There are many different types of mental illnesses out there, and some of them even have overlapping symptoms even though they all present their own unique challenges. PTSD, or post traumatic stress disorder, is a type of mental illness that results after a person sustains a notable trauma in their lives, which is why it is so very prevalent among abuse survivors and combat veterans. PTSD is perhaps more common than many of us realize, with more than seven and a half million adults in this country alone currently diagnosed with it, meaning that nearly four percent of the population of the United States deals with their PTSD symptoms on a daily basis.
In addition to PTSD, anxiety disorders are also incredibly common. In fact, anxiety disorders make up the most commonly diagnosed mental illness here in the United States, with up to forty million adults alone dealing with some form of anxiety disorder on a yearly basis. However, it’s important to note that anxiety disorders come in many different shapes and sizes, ranging from OCD (obsessive compulsive disorder) to panic disorder to generalized anxiety disorder to social anxiety disorder.
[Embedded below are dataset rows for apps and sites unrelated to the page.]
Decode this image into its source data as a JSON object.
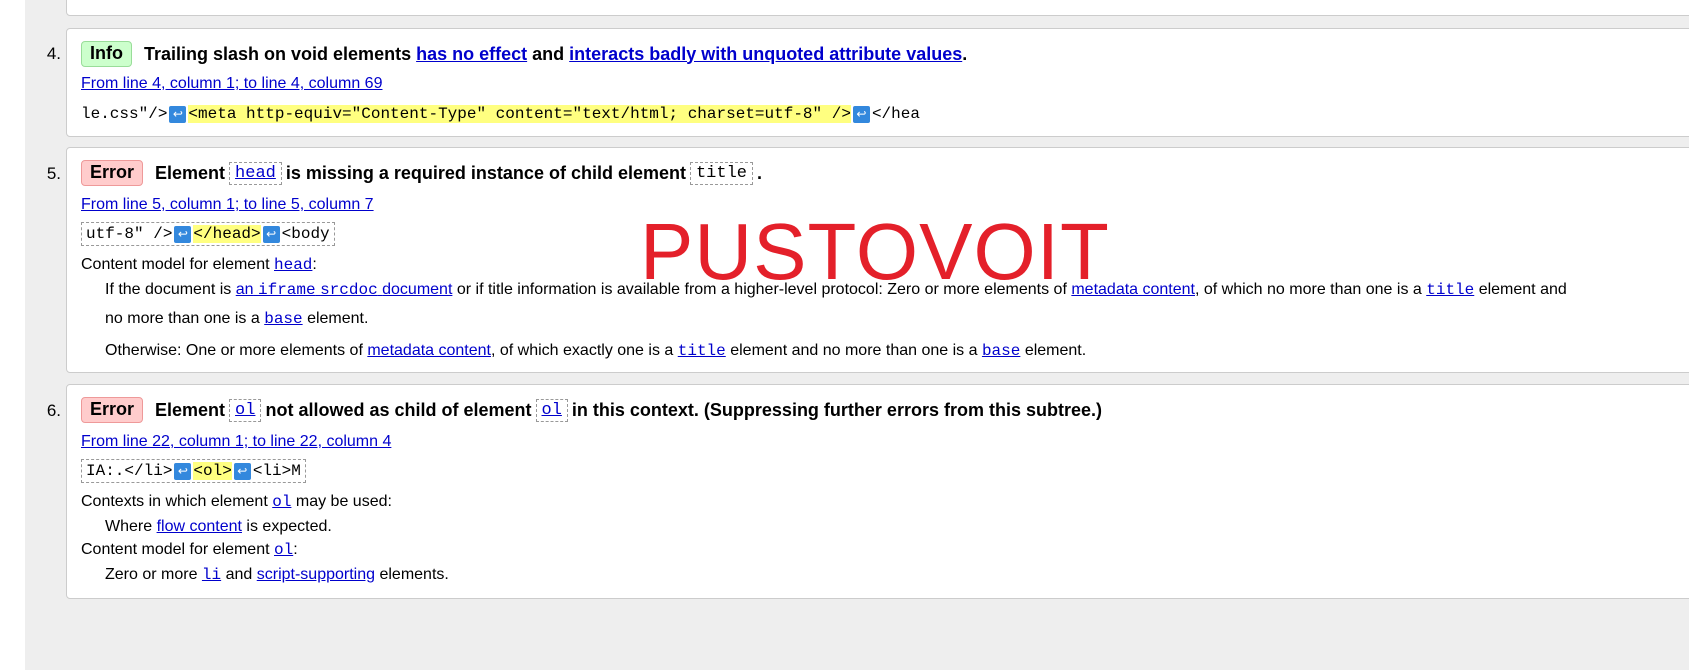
{
  "messages": [
    {
      "number": "4.",
      "badge": "Info",
      "message_parts": {
        "pre": "Trailing slash on void elements",
        "link1": "has no effect",
        "mid": "and",
        "link2": "interacts badly with unquoted attribute values",
        "post": "."
      },
      "location": "From line 4, column 1; to line 4, column 69",
      "extract": {
        "before": "le.css\"/>",
        "highlight": "<meta http-equiv=\"Content-Type\" content=\"text/html; charset=utf-8\" />",
        "after": "</hea"
      }
    },
    {
      "number": "5.",
      "badge": "Error",
      "message_parts": {
        "pre": "Element",
        "code1": "head",
        "mid": "is missing a required instance of child element",
        "code2": "title",
        "post": "."
      },
      "location": "From line 5, column 1; to line 5, column 7",
      "extract": {
        "before": "utf-8\" />",
        "highlight": "</head>",
        "after": "<body"
      },
      "content_model_label": "Content model for element",
      "content_model_element": "head",
      "colon": ":",
      "rule1": {
        "t1": "If the document is",
        "l1a": "an",
        "l1code": "iframe",
        "l1code2": "srcdoc",
        "l1b": "document",
        "t2": "or if title information is available from a higher-level protocol: Zero or more elements of",
        "l2": "metadata content",
        "t3": ", of which no more than one is a",
        "c1": "title",
        "t4": "element and",
        "line2_pre": "no more than one is a",
        "c2": "base",
        "line2_post": "element."
      },
      "rule2": {
        "t1": "Otherwise: One or more elements of",
        "l1": "metadata content",
        "t2": ", of which exactly one is a",
        "c1": "title",
        "t3": "element and no more than one is a",
        "c2": "base",
        "t4": "element."
      }
    },
    {
      "number": "6.",
      "badge": "Error",
      "message_parts": {
        "pre": "Element",
        "code1": "ol",
        "mid": "not allowed as child of element",
        "code2": "ol",
        "post": "in this context. (Suppressing further errors from this subtree.)"
      },
      "location": "From line 22, column 1; to line 22, column 4",
      "extract": {
        "before": "IA:.</li>",
        "highlight": "<ol>",
        "after": "<li>M"
      },
      "contexts_label": "Contexts in which element",
      "contexts_element": "ol",
      "contexts_post": "may be used:",
      "where_pre": "Where",
      "where_link": "flow content",
      "where_post": "is expected.",
      "content_model_label": "Content model for element",
      "content_model_element": "ol",
      "colon": ":",
      "zero_pre": "Zero or more",
      "zero_code": "li",
      "zero_mid": "and",
      "zero_link": "script-supporting",
      "zero_post": "elements."
    }
  ],
  "watermark": "PUSTOVOIT",
  "linefeed_glyph": "↩",
  "colors": {
    "info_badge": "#ccffcc",
    "error_badge": "#ffcccc",
    "highlight": "#ffff80",
    "link": "#0000cc",
    "watermark": "#e4202a"
  }
}
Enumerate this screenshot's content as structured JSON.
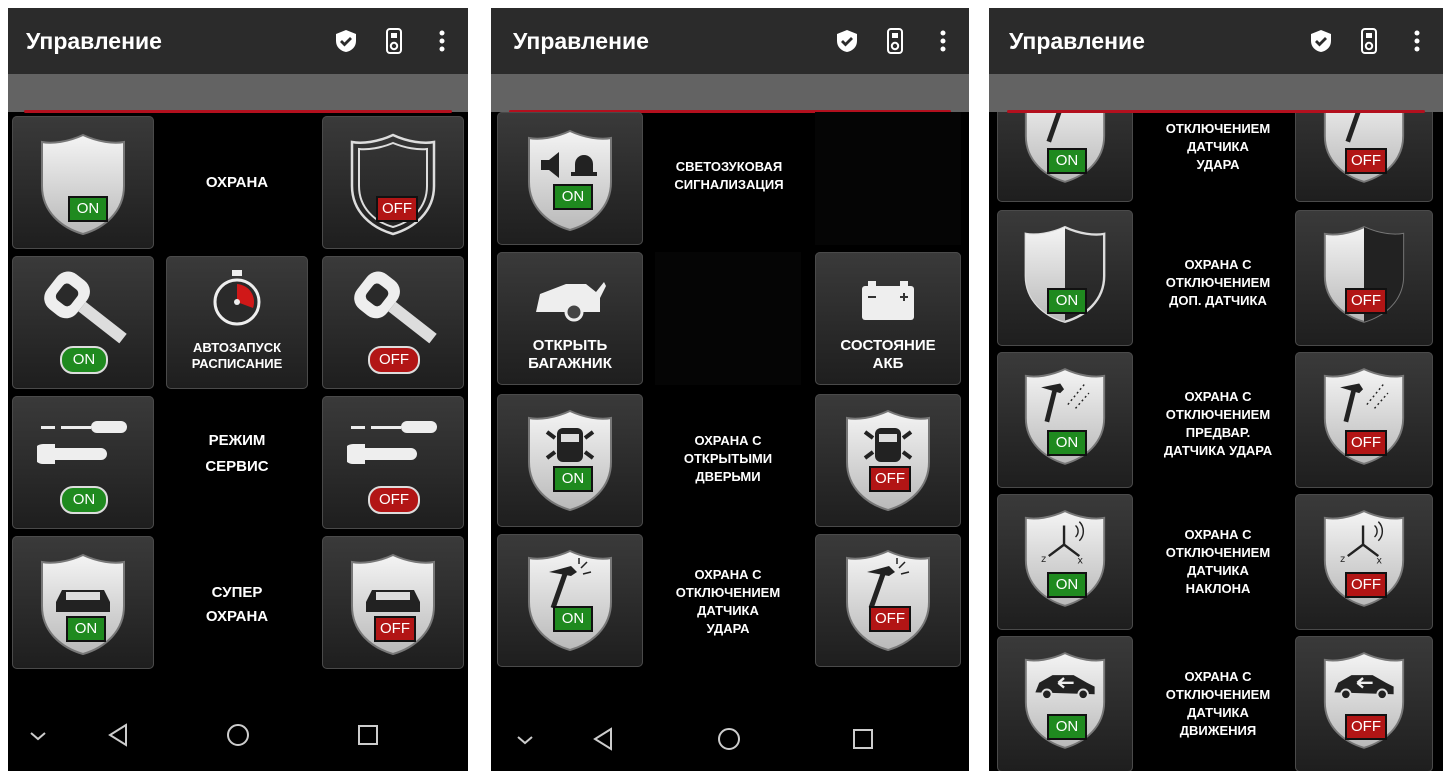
{
  "app": {
    "title": "Управление",
    "on": "ON",
    "off": "OFF"
  },
  "screen1": {
    "guard": "ОХРАНА",
    "autostart": [
      "АВТОЗАПУСК",
      "РАСПИСАНИЕ"
    ],
    "service": [
      "РЕЖИМ",
      "СЕРВИС"
    ],
    "super": [
      "СУПЕР",
      "ОХРАНА"
    ]
  },
  "screen2": {
    "siren": [
      "СВЕТОЗУКОВАЯ",
      "СИГНАЛИЗАЦИЯ"
    ],
    "trunk": [
      "ОТКРЫТЬ",
      "БАГАЖНИК"
    ],
    "battery": [
      "СОСТОЯНИЕ",
      "АКБ"
    ],
    "doors": [
      "ОХРАНА С",
      "ОТКРЫТЫМИ",
      "ДВЕРЬМИ"
    ],
    "shock": [
      "ОХРАНА С",
      "ОТКЛЮЧЕНИЕМ",
      "ДАТЧИКА",
      "УДАРА"
    ]
  },
  "screen3": {
    "shock_partial": [
      "ОТКЛЮЧЕНИЕМ",
      "ДАТЧИКА",
      "УДАРА"
    ],
    "extra": [
      "ОХРАНА С",
      "ОТКЛЮЧЕНИЕМ",
      "ДОП. ДАТЧИКА"
    ],
    "pre_shock": [
      "ОХРАНА С",
      "ОТКЛЮЧЕНИЕМ",
      "ПРЕДВАР.",
      "ДАТЧИКА УДАРА"
    ],
    "tilt": [
      "ОХРАНА С",
      "ОТКЛЮЧЕНИЕМ",
      "ДАТЧИКА",
      "НАКЛОНА"
    ],
    "motion": [
      "ОХРАНА С",
      "ОТКЛЮЧЕНИЕМ",
      "ДАТЧИКА",
      "ДВИЖЕНИЯ"
    ]
  },
  "colors": {
    "on": "#1f8a1f",
    "off": "#b21515",
    "accent": "#b3101e",
    "bar": "#2b2b2b"
  },
  "icons": {
    "appbar": [
      "shield-check-icon",
      "remote-key-icon",
      "overflow-menu-icon"
    ],
    "nav": [
      "chevron-down-icon",
      "back-icon",
      "home-icon",
      "recents-icon"
    ]
  }
}
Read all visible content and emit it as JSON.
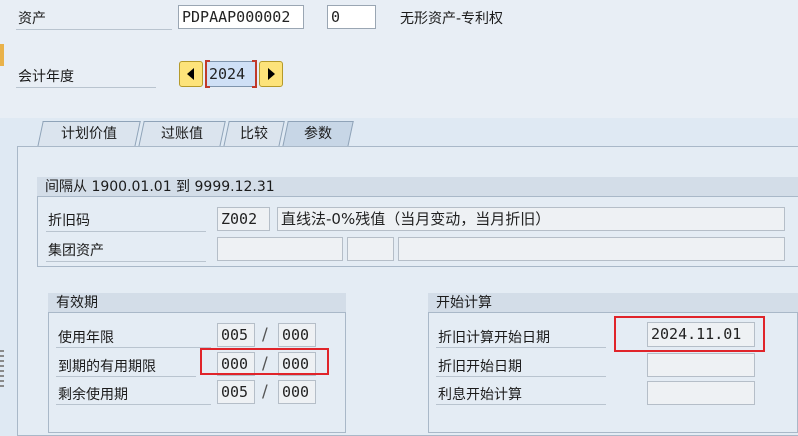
{
  "header": {
    "asset_label": "资产",
    "asset_number": "PDPAAP000002",
    "asset_sub": "0",
    "asset_desc": "无形资产-专利权",
    "fiscal_year_label": "会计年度",
    "fiscal_year": "2024"
  },
  "tabs": [
    {
      "label": "计划价值"
    },
    {
      "label": "过账值"
    },
    {
      "label": "比较"
    },
    {
      "label": "参数"
    }
  ],
  "params": {
    "interval_title": "间隔从 1900.01.01 到 9999.12.31",
    "dep_key_label": "折旧码",
    "dep_key": "Z002",
    "dep_key_desc": "直线法-0%残值（当月变动，当月折旧）",
    "group_asset_label": "集团资产",
    "validity": {
      "title": "有效期",
      "useful_life_label": "使用年限",
      "useful_life_years": "005",
      "useful_life_periods": "000",
      "expired_life_label": "到期的有用期限",
      "expired_years": "000",
      "expired_periods": "000",
      "remaining_life_label": "剩余使用期",
      "remaining_years": "005",
      "remaining_periods": "000",
      "separator": "/"
    },
    "start": {
      "title": "开始计算",
      "dep_start_label": "折旧计算开始日期",
      "dep_start_date": "2024.11.01",
      "ord_dep_start_label": "折旧开始日期",
      "interest_start_label": "利息开始计算"
    }
  },
  "colors": {
    "highlight": "#e0242a",
    "nav_button": "#fde37a"
  },
  "icons": {
    "prev": "triangle-left",
    "next": "triangle-right"
  }
}
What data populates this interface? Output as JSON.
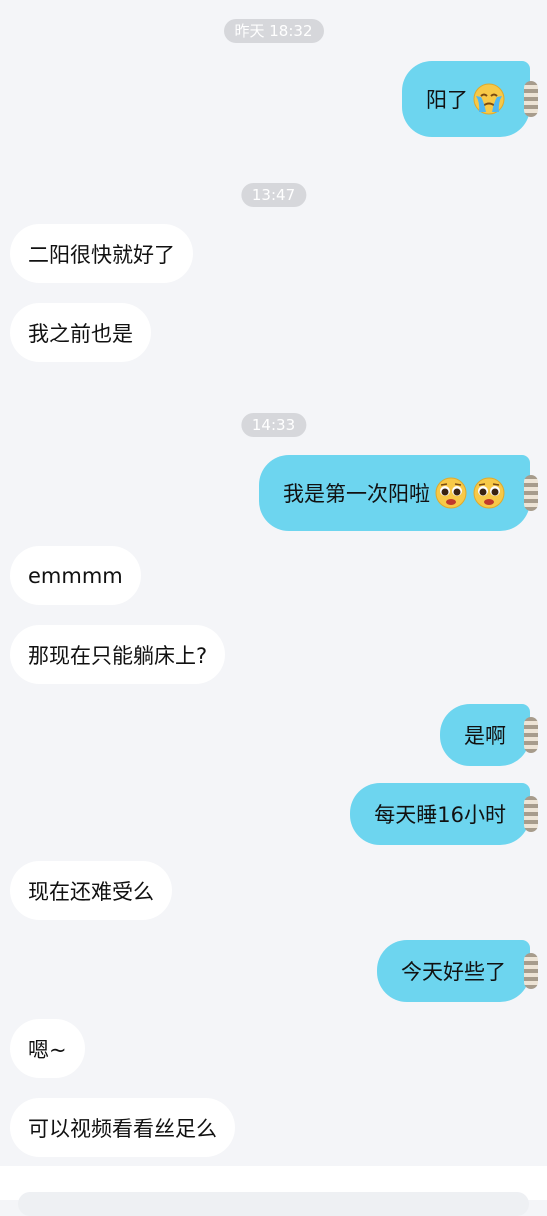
{
  "timestamps": [
    "昨天 18:32",
    "13:47",
    "14:33"
  ],
  "messages": [
    {
      "side": "out",
      "text": "阳了",
      "emojis": [
        "crying-face"
      ]
    },
    {
      "side": "in",
      "text": "二阳很快就好了"
    },
    {
      "side": "in",
      "text": "我之前也是"
    },
    {
      "side": "out",
      "text": "我是第一次阳啦",
      "emojis": [
        "pleading-face",
        "pleading-face"
      ]
    },
    {
      "side": "in",
      "text": "emmmm"
    },
    {
      "side": "in",
      "text": "那现在只能躺床上?"
    },
    {
      "side": "out",
      "text": "是啊"
    },
    {
      "side": "out",
      "text": "每天睡16小时"
    },
    {
      "side": "in",
      "text": "现在还难受么"
    },
    {
      "side": "out",
      "text": "今天好些了"
    },
    {
      "side": "in",
      "text": "嗯~"
    },
    {
      "side": "in",
      "text": "可以视频看看丝足么"
    }
  ],
  "colors": {
    "background": "#f4f5f8",
    "outgoing_bubble": "#6dd5ef",
    "incoming_bubble": "#ffffff",
    "timestamp_pill": "#d6d7db"
  }
}
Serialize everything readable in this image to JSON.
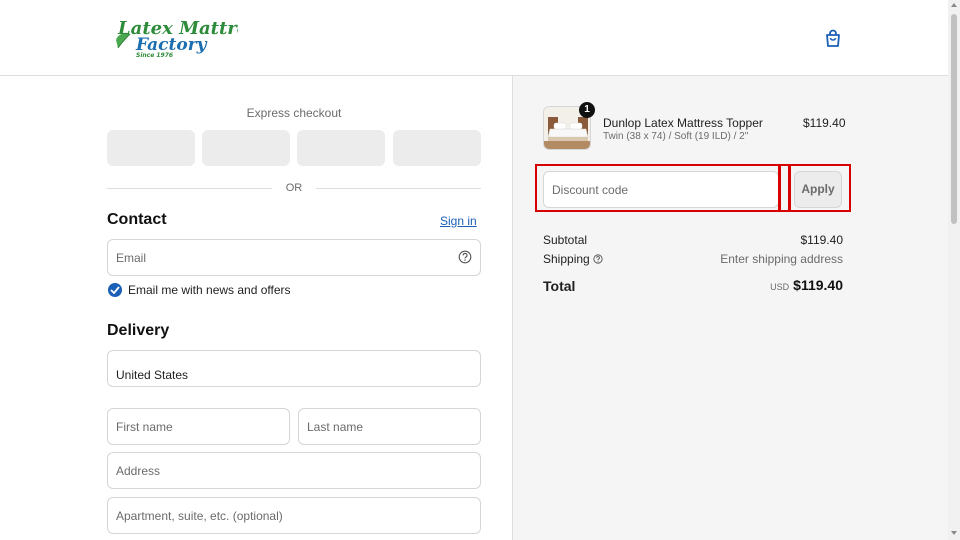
{
  "header": {
    "logo_line1": "Latex Mattress",
    "logo_line2": "Factory",
    "logo_tagline": "Since 1976",
    "cart_icon": "shopping-bag-icon"
  },
  "express": {
    "title": "Express checkout",
    "divider": "OR"
  },
  "contact": {
    "title": "Contact",
    "signin": "Sign in",
    "email_placeholder": "Email",
    "newsletter_label": "Email me with news and offers",
    "newsletter_checked": true
  },
  "delivery": {
    "title": "Delivery",
    "country_value": "United States",
    "first_name_placeholder": "First name",
    "last_name_placeholder": "Last name",
    "address_placeholder": "Address",
    "apartment_placeholder": "Apartment, suite, etc. (optional)"
  },
  "order": {
    "quantity": "1",
    "product_name": "Dunlop Latex Mattress Topper",
    "product_variant": "Twin (38 x 74) / Soft (19 ILD) / 2\"",
    "product_price": "$119.40",
    "discount_placeholder": "Discount code",
    "apply_label": "Apply",
    "subtotal_label": "Subtotal",
    "subtotal_value": "$119.40",
    "shipping_label": "Shipping",
    "shipping_value": "Enter shipping address",
    "total_label": "Total",
    "total_currency": "USD",
    "total_value": "$119.40"
  },
  "colors": {
    "brand_green": "#2e8b3a",
    "brand_blue": "#1b5fb6",
    "highlight_red": "#d60000"
  }
}
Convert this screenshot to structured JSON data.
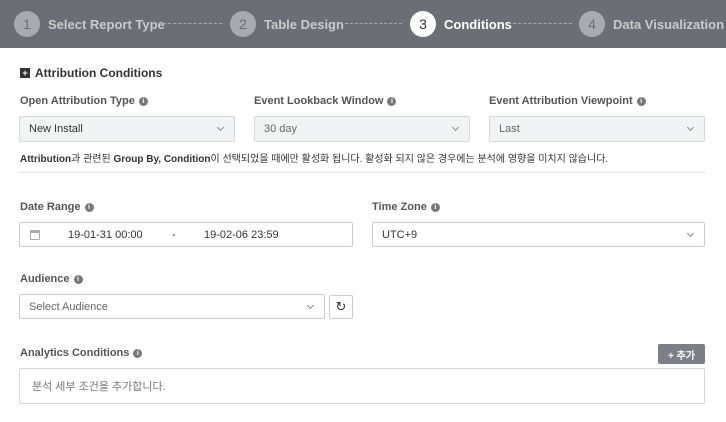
{
  "stepper": {
    "steps": [
      {
        "num": "1",
        "label": "Select Report Type"
      },
      {
        "num": "2",
        "label": "Table Design"
      },
      {
        "num": "3",
        "label": "Conditions"
      },
      {
        "num": "4",
        "label": "Data Visualization"
      }
    ],
    "active_index": 3
  },
  "attribution": {
    "section_title": "Attribution Conditions",
    "open_type": {
      "label": "Open Attribution Type",
      "value": "New Install"
    },
    "lookback": {
      "label": "Event Lookback Window",
      "value": "30 day"
    },
    "viewpoint": {
      "label": "Event Attribution Viewpoint",
      "value": "Last"
    },
    "note_prefix": "Attribution",
    "note_mid1": "과 관련된 ",
    "note_bold": "Group By, Condition",
    "note_rest": "이 선택되었을 때에만 활성화 됩니다. 활성화 되지 않은 경우에는 분석에 영향을 미치지 않습니다."
  },
  "date_range": {
    "label": "Date Range",
    "from": "19-01-31 00:00",
    "separator": "-",
    "to": "19-02-06 23:59"
  },
  "time_zone": {
    "label": "Time Zone",
    "value": "UTC+9"
  },
  "audience": {
    "label": "Audience",
    "placeholder": "Select Audience"
  },
  "analytics": {
    "label": "Analytics Conditions",
    "add_button": "+ 추가",
    "placeholder": "분석 세부 조건을 추가합니다."
  },
  "colors": {
    "header_bg": "#6b6f75",
    "active_step": "#ffffff",
    "button_bg": "#7c8086"
  }
}
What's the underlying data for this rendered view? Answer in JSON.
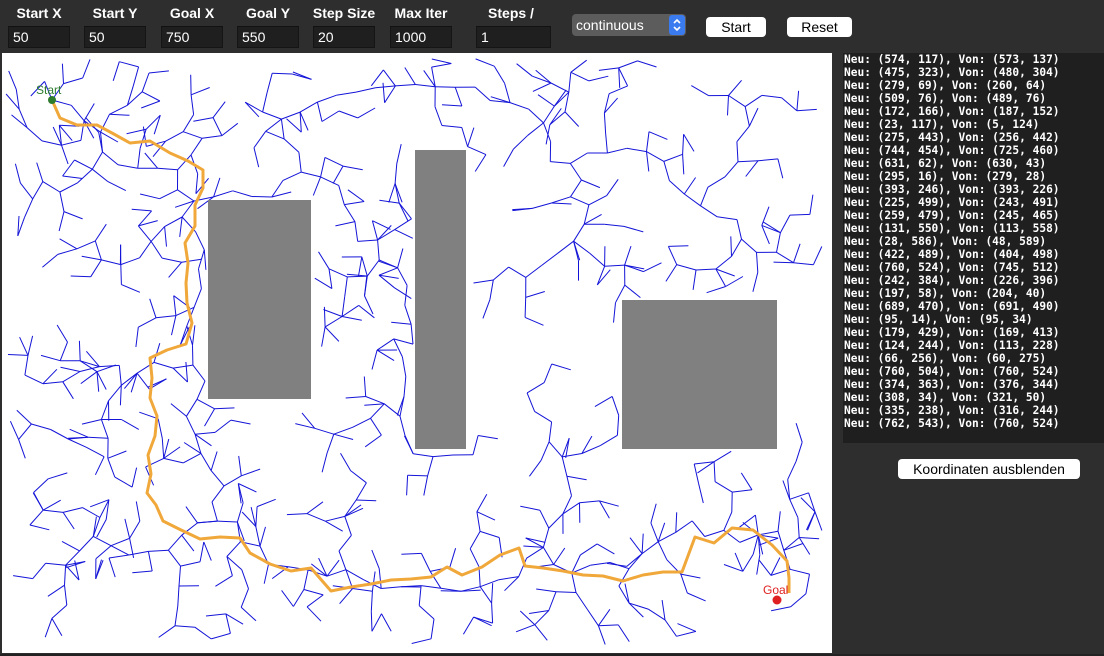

And while these disorders are all different in many ways, they are still subsets of the greater title of anxiety disorder and thus often share many of the same characteristics.
Fortunately for many in this country and beyond, mental health treatment has evolved over the years and many sufferers of mental illness are able to lead full and productive lives. Talk therapy is common and many medications have been found to do wonders in the lives of many. In addition to this, the rise of therapy animals, from the service dog for social anxiety to the therapy cat for depression, has also been seen. Therapy animals like the service dog for social anxiety have been found to have a profound effect in the lives of many who deal with anxiety and other mental illnesses, as up to three quarters of this who have owned or currently own a pet say that it is beneficial to their overall mental health.
And pet ownership has always been popular here in the United States. In fact, up to nearly forty five percent of the population owns dogs alone, with even more owning cats. And so many people who own dogs consider them enough of a real part of the family that up to forty five percent of dog owners let the dogs sleep on their beds, curled up by their feet.
So what’s the difference between having a dog and having a social anxiety service dog? For one thing, a social anxiety service dog will be able to live in any apartment, even if they do not allow dogs. This is due to the rights of ESA owners, which allow all service animals like the social anxiety service dog and all emotional support animals to live in any building. This even holds true for apartments that do not otherwise allow animals – but will legally be required to allow in a social anxiety service dog or other such emotional support animal.
The social anxiety service dog will also be allowed to ride beside its owner on a plane, granted that the required training for the dog has been conducted. As many people have large fears of flying, the presence of a social anxiety service dog can be hugely beneficial. The social anxiety service dog can help in many aspects of life.